→ **Data extracts**:
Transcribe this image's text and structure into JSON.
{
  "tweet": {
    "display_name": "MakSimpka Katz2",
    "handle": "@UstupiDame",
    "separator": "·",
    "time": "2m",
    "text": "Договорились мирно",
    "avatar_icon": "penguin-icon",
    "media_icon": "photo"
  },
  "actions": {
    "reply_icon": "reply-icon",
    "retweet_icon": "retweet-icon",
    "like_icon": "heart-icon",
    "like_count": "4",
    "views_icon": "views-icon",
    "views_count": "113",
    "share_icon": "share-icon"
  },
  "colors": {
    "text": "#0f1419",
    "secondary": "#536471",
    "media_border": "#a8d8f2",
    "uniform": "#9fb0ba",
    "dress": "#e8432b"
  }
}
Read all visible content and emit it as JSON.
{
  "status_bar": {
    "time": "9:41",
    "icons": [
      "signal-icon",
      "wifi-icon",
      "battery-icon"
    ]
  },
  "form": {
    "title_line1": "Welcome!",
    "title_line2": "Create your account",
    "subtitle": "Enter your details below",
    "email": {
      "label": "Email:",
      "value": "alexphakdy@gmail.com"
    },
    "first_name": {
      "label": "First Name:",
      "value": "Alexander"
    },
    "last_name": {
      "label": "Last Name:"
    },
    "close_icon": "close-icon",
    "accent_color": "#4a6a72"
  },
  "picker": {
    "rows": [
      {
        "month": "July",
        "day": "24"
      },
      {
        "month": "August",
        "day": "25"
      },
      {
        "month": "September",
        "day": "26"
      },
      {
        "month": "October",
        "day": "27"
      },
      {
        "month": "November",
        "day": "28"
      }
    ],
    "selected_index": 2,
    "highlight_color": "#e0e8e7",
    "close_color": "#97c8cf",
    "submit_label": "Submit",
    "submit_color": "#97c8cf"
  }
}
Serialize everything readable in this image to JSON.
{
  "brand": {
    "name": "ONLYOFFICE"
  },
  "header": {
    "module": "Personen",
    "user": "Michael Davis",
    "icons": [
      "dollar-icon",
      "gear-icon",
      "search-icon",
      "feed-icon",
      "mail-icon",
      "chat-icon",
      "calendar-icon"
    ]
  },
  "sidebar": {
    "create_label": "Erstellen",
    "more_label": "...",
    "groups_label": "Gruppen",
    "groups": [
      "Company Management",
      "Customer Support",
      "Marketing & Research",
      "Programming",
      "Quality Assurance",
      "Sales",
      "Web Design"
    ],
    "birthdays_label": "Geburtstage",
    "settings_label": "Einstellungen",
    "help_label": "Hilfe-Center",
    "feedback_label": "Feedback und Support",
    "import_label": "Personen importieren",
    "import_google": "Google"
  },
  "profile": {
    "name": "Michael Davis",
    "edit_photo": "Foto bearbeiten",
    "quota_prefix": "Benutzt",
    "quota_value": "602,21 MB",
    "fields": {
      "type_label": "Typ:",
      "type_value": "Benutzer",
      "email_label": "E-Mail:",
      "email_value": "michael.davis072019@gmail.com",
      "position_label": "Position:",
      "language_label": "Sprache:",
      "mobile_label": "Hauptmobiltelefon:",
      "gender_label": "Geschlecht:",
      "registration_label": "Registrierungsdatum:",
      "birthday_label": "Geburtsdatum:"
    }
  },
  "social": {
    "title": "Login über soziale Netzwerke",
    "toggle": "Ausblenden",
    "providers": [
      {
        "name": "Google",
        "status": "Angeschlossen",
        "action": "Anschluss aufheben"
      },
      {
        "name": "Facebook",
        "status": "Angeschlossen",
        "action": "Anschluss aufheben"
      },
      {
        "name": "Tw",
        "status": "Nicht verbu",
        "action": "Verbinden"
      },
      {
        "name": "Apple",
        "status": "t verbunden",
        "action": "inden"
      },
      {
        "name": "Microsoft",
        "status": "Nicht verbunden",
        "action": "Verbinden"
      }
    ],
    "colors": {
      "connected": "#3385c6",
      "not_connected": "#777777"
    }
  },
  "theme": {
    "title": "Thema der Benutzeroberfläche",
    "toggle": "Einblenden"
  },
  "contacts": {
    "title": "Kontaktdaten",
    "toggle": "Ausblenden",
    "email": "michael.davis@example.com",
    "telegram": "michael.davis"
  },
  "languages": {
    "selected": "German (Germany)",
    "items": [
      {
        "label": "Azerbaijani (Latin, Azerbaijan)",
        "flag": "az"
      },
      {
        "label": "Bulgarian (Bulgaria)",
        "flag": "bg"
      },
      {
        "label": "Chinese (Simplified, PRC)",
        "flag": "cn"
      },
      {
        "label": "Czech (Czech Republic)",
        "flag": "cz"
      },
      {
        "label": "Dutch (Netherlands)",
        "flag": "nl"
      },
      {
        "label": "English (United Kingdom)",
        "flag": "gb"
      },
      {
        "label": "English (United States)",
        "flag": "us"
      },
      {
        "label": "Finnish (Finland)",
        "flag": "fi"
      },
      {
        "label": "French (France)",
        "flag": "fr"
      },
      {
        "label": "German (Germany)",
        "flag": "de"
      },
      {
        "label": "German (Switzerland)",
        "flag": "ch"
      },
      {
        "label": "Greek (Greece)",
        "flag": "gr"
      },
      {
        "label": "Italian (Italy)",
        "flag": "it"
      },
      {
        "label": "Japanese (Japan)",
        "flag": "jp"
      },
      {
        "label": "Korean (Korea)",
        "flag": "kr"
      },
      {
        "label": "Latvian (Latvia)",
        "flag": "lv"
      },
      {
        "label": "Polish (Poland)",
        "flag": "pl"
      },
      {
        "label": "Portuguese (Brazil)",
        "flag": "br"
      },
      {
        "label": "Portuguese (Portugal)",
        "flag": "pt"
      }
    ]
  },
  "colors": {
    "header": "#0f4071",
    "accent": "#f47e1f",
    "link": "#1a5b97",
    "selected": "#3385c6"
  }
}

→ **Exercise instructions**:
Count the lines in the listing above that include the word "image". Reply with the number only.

→ **Answer box**:
2